STORED DATA.
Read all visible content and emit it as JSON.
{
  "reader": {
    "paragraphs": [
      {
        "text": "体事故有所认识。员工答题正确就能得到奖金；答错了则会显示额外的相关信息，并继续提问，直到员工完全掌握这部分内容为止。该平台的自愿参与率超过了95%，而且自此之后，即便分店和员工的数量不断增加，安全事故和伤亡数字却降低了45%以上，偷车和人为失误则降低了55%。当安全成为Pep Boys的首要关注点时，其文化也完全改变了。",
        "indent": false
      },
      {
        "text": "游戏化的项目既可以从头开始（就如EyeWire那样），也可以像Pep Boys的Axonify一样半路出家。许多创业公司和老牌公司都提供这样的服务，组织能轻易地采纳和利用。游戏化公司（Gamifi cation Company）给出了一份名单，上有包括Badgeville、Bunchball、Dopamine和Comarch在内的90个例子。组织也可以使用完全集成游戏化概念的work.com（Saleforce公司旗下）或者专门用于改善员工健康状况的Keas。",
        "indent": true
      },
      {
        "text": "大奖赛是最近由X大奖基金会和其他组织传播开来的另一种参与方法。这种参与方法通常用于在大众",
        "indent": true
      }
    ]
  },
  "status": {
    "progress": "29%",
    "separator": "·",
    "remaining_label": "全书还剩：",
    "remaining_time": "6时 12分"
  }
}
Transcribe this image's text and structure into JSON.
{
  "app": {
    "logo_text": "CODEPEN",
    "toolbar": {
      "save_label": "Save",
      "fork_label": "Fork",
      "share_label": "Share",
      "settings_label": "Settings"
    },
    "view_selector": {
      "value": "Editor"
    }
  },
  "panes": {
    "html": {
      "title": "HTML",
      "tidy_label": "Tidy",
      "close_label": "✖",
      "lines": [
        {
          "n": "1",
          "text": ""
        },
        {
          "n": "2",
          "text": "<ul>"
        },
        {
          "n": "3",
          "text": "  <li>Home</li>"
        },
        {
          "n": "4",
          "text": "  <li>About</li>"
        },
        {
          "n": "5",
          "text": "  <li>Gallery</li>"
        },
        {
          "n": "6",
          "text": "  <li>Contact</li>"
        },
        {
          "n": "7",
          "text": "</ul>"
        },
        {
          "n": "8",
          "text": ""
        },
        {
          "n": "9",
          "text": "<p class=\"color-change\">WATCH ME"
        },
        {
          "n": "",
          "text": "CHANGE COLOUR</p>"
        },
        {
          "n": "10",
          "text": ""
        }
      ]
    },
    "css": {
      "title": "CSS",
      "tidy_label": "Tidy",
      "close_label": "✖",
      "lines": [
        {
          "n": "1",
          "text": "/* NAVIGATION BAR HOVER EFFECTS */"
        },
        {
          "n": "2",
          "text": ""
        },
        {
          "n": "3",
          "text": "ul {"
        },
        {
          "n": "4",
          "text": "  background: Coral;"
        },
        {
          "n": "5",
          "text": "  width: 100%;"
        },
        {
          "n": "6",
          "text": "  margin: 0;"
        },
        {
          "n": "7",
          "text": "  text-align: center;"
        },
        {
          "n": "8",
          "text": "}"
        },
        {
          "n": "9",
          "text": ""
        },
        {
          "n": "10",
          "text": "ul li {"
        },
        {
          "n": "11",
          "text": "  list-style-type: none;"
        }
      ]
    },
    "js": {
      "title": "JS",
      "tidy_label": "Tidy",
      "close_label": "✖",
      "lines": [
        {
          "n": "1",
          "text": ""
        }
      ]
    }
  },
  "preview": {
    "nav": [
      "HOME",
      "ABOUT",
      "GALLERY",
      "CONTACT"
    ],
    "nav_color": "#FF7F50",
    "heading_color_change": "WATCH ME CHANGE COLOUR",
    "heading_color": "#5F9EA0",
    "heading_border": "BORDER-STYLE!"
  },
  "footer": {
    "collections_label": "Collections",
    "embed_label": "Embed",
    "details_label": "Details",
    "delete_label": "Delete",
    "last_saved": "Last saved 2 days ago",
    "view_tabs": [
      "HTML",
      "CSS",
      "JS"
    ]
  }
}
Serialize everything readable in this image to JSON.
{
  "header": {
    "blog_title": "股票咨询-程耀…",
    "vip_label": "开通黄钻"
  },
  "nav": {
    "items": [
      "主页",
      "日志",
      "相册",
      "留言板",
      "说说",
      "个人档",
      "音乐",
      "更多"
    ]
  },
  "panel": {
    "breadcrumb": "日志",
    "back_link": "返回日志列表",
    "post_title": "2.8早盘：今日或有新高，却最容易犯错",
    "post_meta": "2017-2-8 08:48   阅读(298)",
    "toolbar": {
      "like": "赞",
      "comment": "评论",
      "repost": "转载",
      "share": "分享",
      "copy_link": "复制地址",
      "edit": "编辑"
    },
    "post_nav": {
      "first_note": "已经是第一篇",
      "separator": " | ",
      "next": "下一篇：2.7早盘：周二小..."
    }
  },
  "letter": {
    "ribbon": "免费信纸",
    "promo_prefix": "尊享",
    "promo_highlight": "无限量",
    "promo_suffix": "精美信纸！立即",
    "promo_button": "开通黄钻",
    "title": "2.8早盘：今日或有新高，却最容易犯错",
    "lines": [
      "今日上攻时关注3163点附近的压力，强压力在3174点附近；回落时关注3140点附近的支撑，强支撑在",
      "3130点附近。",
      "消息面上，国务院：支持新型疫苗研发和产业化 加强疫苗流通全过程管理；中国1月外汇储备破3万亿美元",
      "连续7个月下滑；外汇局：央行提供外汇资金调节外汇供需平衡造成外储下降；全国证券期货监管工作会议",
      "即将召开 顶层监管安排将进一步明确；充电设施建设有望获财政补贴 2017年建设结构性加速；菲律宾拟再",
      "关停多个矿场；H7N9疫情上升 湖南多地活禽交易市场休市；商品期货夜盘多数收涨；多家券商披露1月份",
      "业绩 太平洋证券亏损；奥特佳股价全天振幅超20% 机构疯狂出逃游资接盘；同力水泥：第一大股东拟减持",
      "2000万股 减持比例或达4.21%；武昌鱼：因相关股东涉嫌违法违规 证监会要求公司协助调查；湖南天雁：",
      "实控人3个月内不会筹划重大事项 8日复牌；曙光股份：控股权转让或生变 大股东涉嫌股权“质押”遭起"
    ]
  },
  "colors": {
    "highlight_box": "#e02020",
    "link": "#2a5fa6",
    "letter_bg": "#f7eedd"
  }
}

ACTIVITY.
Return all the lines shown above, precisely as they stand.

ANSWER SPACE.
Read all visible content and emit it as JSON.
{
  "reader": {
    "paragraphs": [
      {
        "text": "体事故有所认识。员工答题正确就能得到奖金；答错了则会显示额外的相关信息，并继续提问，直到员工完全掌握这部分内容为止。该平台的自愿参与率超过了95%，而且自此之后，即便分店和员工的数量不断增加，安全事故和伤亡数字却降低了45%以上，偷车和人为失误则降低了55%。当安全成为Pep Boys的首要关注点时，其文化也完全改变了。",
        "indent": false
      },
      {
        "text": "游戏化的项目既可以从头开始（就如EyeWire那样），也可以像Pep Boys的Axonify一样半路出家。许多创业公司和老牌公司都提供这样的服务，组织能轻易地采纳和利用。游戏化公司（Gamifi cation Company）给出了一份名单，上有包括Badgeville、Bunchball、Dopamine和Comarch在内的90个例子。组织也可以使用完全集成游戏化概念的work.com（Saleforce公司旗下）或者专门用于改善员工健康状况的Keas。",
        "indent": true
      },
      {
        "text": "大奖赛是最近由X大奖基金会和其他组织传播开来的另一种参与方法。这种参与方法通常用于在大众",
        "indent": true
      }
    ]
  },
  "status": {
    "progress": "29%",
    "separator": "·",
    "remaining_label": "全书还剩：",
    "remaining_time": "6时 12分"
  }
}
Transcribe this image's text and structure into JSON.
{
  "app": {
    "logo_text": "CODEPEN",
    "toolbar": {
      "save_label": "Save",
      "fork_label": "Fork",
      "share_label": "Share",
      "settings_label": "Settings"
    },
    "view_selector": {
      "value": "Editor"
    }
  },
  "panes": {
    "html": {
      "title": "HTML",
      "tidy_label": "Tidy",
      "close_label": "✖",
      "lines": [
        {
          "n": "1",
          "text": ""
        },
        {
          "n": "2",
          "text": "<ul>"
        },
        {
          "n": "3",
          "text": "  <li>Home</li>"
        },
        {
          "n": "4",
          "text": "  <li>About</li>"
        },
        {
          "n": "5",
          "text": "  <li>Gallery</li>"
        },
        {
          "n": "6",
          "text": "  <li>Contact</li>"
        },
        {
          "n": "7",
          "text": "</ul>"
        },
        {
          "n": "8",
          "text": ""
        },
        {
          "n": "9",
          "text": "<p class=\"color-change\">WATCH ME"
        },
        {
          "n": "",
          "text": "CHANGE COLOUR</p>"
        },
        {
          "n": "10",
          "text": ""
        }
      ]
    },
    "css": {
      "title": "CSS",
      "tidy_label": "Tidy",
      "close_label": "✖",
      "lines": [
        {
          "n": "1",
          "text": "/* NAVIGATION BAR HOVER EFFECTS */"
        },
        {
          "n": "2",
          "text": ""
        },
        {
          "n": "3",
          "text": "ul {"
        },
        {
          "n": "4",
          "text": "  background: Coral;"
        },
        {
          "n": "5",
          "text": "  width: 100%;"
        },
        {
          "n": "6",
          "text": "  margin: 0;"
        },
        {
          "n": "7",
          "text": "  text-align: center;"
        },
        {
          "n": "8",
          "text": "}"
        },
        {
          "n": "9",
          "text": ""
        },
        {
          "n": "10",
          "text": "ul li {"
        },
        {
          "n": "11",
          "text": "  list-style-type: none;"
        }
      ]
    },
    "js": {
      "title": "JS",
      "tidy_label": "Tidy",
      "close_label": "✖",
      "lines": [
        {
          "n": "1",
          "text": ""
        }
      ]
    }
  },
  "preview": {
    "nav": [
      "HOME",
      "ABOUT",
      "GALLERY",
      "CONTACT"
    ],
    "nav_color": "#FF7F50",
    "heading_color_change": "WATCH ME CHANGE COLOUR",
    "heading_color": "#5F9EA0",
    "heading_border": "BORDER-STYLE!"
  },
  "footer": {
    "collections_label": "Collections",
    "embed_label": "Embed",
    "details_label": "Details",
    "delete_label": "Delete",
    "last_saved": "Last saved 2 days ago",
    "view_tabs": [
      "HTML",
      "CSS",
      "JS"
    ]
  }
}
Serialize everything readable in this image to JSON.
{
  "header": {
    "blog_title": "股票咨询-程耀…",
    "vip_label": "开通黄钻"
  },
  "nav": {
    "items": [
      "主页",
      "日志",
      "相册",
      "留言板",
      "说说",
      "个人档",
      "音乐",
      "更多"
    ]
  },
  "panel": {
    "breadcrumb": "日志",
    "back_link": "返回日志列表",
    "post_title": "2.8早盘：今日或有新高，却最容易犯错",
    "post_meta": "2017-2-8 08:48   阅读(298)",
    "toolbar": {
      "like": "赞",
      "comment": "评论",
      "repost": "转载",
      "share": "分享",
      "copy_link": "复制地址",
      "edit": "编辑"
    },
    "post_nav": {
      "first_note": "已经是第一篇",
      "separator": " | ",
      "next": "下一篇：2.7早盘：周二小..."
    }
  },
  "letter": {
    "ribbon": "免费信纸",
    "promo_prefix": "尊享",
    "promo_highlight": "无限量",
    "promo_suffix": "精美信纸！立即",
    "promo_button": "开通黄钻",
    "title": "2.8早盘：今日或有新高，却最容易犯错",
    "lines": [
      "今日上攻时关注3163点附近的压力，强压力在3174点附近；回落时关注3140点附近的支撑，强支撑在",
      "3130点附近。",
      "消息面上，国务院：支持新型疫苗研发和产业化 加强疫苗流通全过程管理；中国1月外汇储备破3万亿美元",
      "连续7个月下滑；外汇局：央行提供外汇资金调节外汇供需平衡造成外储下降；全国证券期货监管工作会议",
      "即将召开 顶层监管安排将进一步明确；充电设施建设有望获财政补贴 2017年建设结构性加速；菲律宾拟再",
      "关停多个矿场；H7N9疫情上升 湖南多地活禽交易市场休市；商品期货夜盘多数收涨；多家券商披露1月份",
      "业绩 太平洋证券亏损；奥特佳股价全天振幅超20% 机构疯狂出逃游资接盘；同力水泥：第一大股东拟减持",
      "2000万股 减持比例或达4.21%；武昌鱼：因相关股东涉嫌违法违规 证监会要求公司协助调查；湖南天雁：",
      "实控人3个月内不会筹划重大事项 8日复牌；曙光股份：控股权转让或生变 大股东涉嫌股权“质押”遭起"
    ]
  },
  "colors": {
    "highlight_box": "#e02020",
    "link": "#2a5fa6",
    "letter_bg": "#f7eedd"
  }
}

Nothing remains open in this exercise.